▶ Description of the task: Retype each entry exactly as written, and keep the pictures out of the copy.

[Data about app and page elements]
»»

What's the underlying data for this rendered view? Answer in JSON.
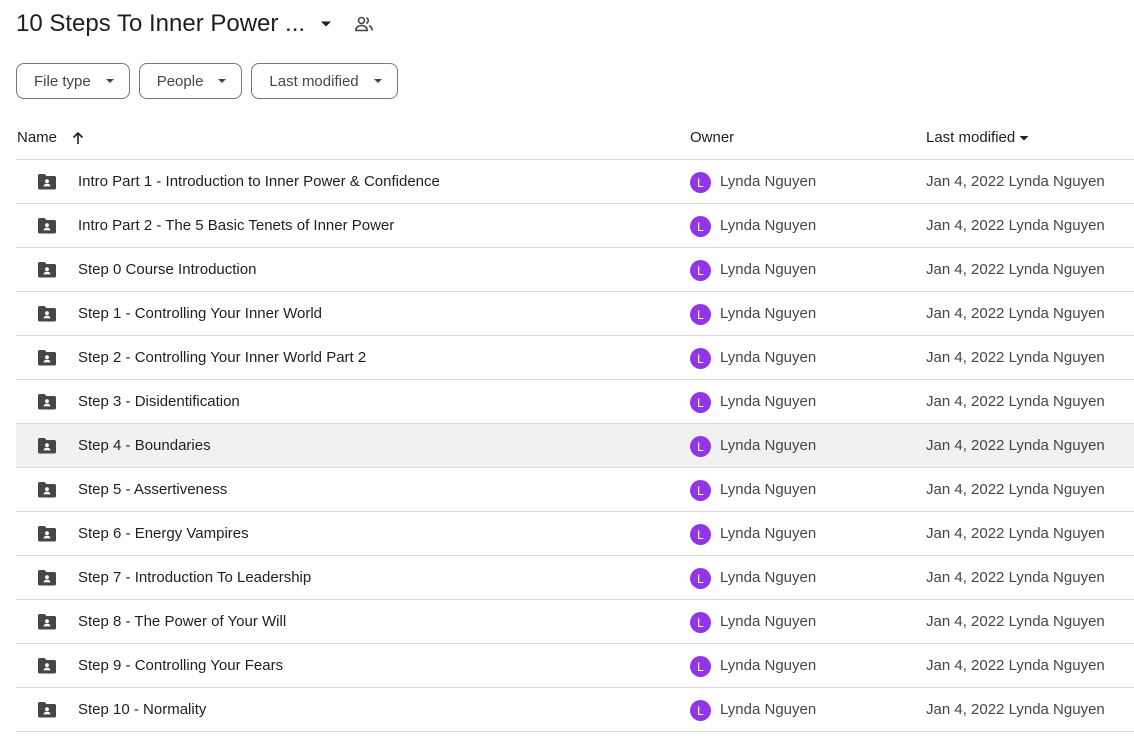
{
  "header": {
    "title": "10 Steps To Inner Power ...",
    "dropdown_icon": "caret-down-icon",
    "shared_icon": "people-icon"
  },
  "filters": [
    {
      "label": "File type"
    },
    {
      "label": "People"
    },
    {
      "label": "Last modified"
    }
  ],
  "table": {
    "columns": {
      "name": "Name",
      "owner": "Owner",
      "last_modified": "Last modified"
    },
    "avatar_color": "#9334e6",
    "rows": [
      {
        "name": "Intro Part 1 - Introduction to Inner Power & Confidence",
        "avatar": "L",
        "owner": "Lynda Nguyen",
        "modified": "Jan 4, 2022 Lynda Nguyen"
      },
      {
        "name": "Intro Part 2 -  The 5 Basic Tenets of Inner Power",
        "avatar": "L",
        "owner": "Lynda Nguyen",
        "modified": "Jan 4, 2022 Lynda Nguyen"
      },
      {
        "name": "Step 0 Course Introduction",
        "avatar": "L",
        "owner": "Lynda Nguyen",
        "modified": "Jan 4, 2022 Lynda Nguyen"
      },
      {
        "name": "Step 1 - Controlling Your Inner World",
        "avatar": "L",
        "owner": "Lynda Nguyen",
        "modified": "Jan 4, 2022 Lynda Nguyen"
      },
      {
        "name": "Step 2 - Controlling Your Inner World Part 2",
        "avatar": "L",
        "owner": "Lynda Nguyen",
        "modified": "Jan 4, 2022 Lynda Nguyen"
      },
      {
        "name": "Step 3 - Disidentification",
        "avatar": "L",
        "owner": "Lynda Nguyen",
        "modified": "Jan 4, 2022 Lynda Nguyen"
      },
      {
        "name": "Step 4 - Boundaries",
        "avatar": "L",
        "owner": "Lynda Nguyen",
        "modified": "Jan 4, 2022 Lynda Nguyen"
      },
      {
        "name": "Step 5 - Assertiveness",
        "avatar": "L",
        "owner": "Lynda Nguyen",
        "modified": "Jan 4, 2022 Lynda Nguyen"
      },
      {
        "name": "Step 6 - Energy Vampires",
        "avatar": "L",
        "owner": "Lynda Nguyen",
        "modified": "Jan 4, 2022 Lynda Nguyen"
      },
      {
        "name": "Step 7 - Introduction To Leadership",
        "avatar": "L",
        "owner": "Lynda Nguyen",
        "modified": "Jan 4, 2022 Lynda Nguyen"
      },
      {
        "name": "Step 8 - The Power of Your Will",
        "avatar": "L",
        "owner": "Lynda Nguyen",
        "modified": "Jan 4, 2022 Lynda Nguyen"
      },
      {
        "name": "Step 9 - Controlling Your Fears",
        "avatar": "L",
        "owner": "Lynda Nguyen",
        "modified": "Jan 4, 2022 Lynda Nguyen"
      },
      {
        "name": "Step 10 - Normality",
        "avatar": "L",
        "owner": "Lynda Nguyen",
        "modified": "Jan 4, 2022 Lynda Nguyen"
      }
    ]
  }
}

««

▶ The answer:
What's the underlying data for this rendered view? Answer in JSON.
{
  "header": {
    "title": "10 Steps To Inner Power ...",
    "dropdown_icon": "caret-down-icon",
    "shared_icon": "people-icon"
  },
  "filters": [
    {
      "label": "File type"
    },
    {
      "label": "People"
    },
    {
      "label": "Last modified"
    }
  ],
  "table": {
    "columns": {
      "name": "Name",
      "owner": "Owner",
      "last_modified": "Last modified"
    },
    "avatar_color": "#9334e6",
    "rows": [
      {
        "name": "Intro Part 1 - Introduction to Inner Power & Confidence",
        "avatar": "L",
        "owner": "Lynda Nguyen",
        "modified": "Jan 4, 2022 Lynda Nguyen"
      },
      {
        "name": "Intro Part 2 -  The 5 Basic Tenets of Inner Power",
        "avatar": "L",
        "owner": "Lynda Nguyen",
        "modified": "Jan 4, 2022 Lynda Nguyen"
      },
      {
        "name": "Step 0 Course Introduction",
        "avatar": "L",
        "owner": "Lynda Nguyen",
        "modified": "Jan 4, 2022 Lynda Nguyen"
      },
      {
        "name": "Step 1 - Controlling Your Inner World",
        "avatar": "L",
        "owner": "Lynda Nguyen",
        "modified": "Jan 4, 2022 Lynda Nguyen"
      },
      {
        "name": "Step 2 - Controlling Your Inner World Part 2",
        "avatar": "L",
        "owner": "Lynda Nguyen",
        "modified": "Jan 4, 2022 Lynda Nguyen"
      },
      {
        "name": "Step 3 - Disidentification",
        "avatar": "L",
        "owner": "Lynda Nguyen",
        "modified": "Jan 4, 2022 Lynda Nguyen"
      },
      {
        "name": "Step 4 - Boundaries",
        "avatar": "L",
        "owner": "Lynda Nguyen",
        "modified": "Jan 4, 2022 Lynda Nguyen"
      },
      {
        "name": "Step 5 - Assertiveness",
        "avatar": "L",
        "owner": "Lynda Nguyen",
        "modified": "Jan 4, 2022 Lynda Nguyen"
      },
      {
        "name": "Step 6 - Energy Vampires",
        "avatar": "L",
        "owner": "Lynda Nguyen",
        "modified": "Jan 4, 2022 Lynda Nguyen"
      },
      {
        "name": "Step 7 - Introduction To Leadership",
        "avatar": "L",
        "owner": "Lynda Nguyen",
        "modified": "Jan 4, 2022 Lynda Nguyen"
      },
      {
        "name": "Step 8 - The Power of Your Will",
        "avatar": "L",
        "owner": "Lynda Nguyen",
        "modified": "Jan 4, 2022 Lynda Nguyen"
      },
      {
        "name": "Step 9 - Controlling Your Fears",
        "avatar": "L",
        "owner": "Lynda Nguyen",
        "modified": "Jan 4, 2022 Lynda Nguyen"
      },
      {
        "name": "Step 10 - Normality",
        "avatar": "L",
        "owner": "Lynda Nguyen",
        "modified": "Jan 4, 2022 Lynda Nguyen"
      }
    ]
  }
}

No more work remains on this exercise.